A group of scientists from Scotland, Germany, and the USA recruited schizophrenic patients from mental hospitals in Munich, Germany and Aberdeen, Scotland. The researchers confirmed schizophrenia by diagnostic procedures in the DSM-IV as well as case history. Control group participants were recruited from the area surrounding University of Aberdeen, excluding people with a history of alcohol abuse/dependence, major head trauma involving loss of consciousness for more than 5 minutes, epilepsy or other neurological dysfunction, and ﬁrst-degree family history of psychosis.
Using infrared eye-tracking technology via the EyeLink I and a 19” video screen, the study tested visual patterns in smooth pursuit of a moving object for 20 seconds, fixation stability on the same stationary object, and free-viewing of photographs including:
“Luminance-balanced natural and man made environments showing information at different spatial scales; everyday objects and food in sparse and cluttered scenes; expressive, neutral, and occluded faces; animals; and unfamiliar computer-generated images (fractal patterns, gray-scale ‘pink noise.'”
The conclusion brought by the research is that schizophrenic individuals clearly lack an ability to perform visual tests the same as control individuals. Diagnosed schizophrenics cannot accurately pursue an object with a smooth speed and path or concentrate with normal patterns when steadily gazing at the photographs presented.
Not every individual exhibits “normal” or “abnormal” eye movements on every trial, so the study analysis combined multiple performance measures from multiple tests. A small covariation in fixation stability was caused by advanced age in the test subjects, but aside from that no other consistent covariations were presented by the data. Pharmaceutical regimens had no bearing on the concluding classification. There was no relationship between probability of classification as “schizophrenic” and the number of chlorpromazine equivalents prescribed, age of onset/duration of illness, or presence or absence of cigarette smoking.

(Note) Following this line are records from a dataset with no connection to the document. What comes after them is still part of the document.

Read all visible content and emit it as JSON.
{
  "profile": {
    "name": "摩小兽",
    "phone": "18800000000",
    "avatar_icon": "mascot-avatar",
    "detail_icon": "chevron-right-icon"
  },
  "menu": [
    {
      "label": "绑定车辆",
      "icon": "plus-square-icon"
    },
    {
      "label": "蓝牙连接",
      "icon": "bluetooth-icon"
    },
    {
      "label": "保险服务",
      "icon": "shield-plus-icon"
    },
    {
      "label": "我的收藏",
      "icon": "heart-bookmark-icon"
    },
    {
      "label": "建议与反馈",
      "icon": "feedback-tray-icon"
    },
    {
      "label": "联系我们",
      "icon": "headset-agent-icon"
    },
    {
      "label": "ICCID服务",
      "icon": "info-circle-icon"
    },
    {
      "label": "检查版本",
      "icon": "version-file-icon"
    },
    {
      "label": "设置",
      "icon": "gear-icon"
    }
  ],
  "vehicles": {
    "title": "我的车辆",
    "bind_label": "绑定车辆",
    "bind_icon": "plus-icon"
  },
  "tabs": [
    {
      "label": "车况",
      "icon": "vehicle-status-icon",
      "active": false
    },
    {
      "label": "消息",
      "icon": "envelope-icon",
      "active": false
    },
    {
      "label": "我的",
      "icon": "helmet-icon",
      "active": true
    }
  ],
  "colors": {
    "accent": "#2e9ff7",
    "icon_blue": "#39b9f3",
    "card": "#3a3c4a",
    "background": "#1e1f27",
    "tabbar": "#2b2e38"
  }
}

98% of the participants were correctly classified; one schizophrenic patient was misclassified as control and five control subjects were misclassified as borderline. After a retest at 9 months, the reliability of diagnosis was no different (test (SD = .843) and retest (SD = .804)). The study purports, “This is a remarkable level of discrimination and well beyond that of other potential trait markers previously reported in schizophrenia.”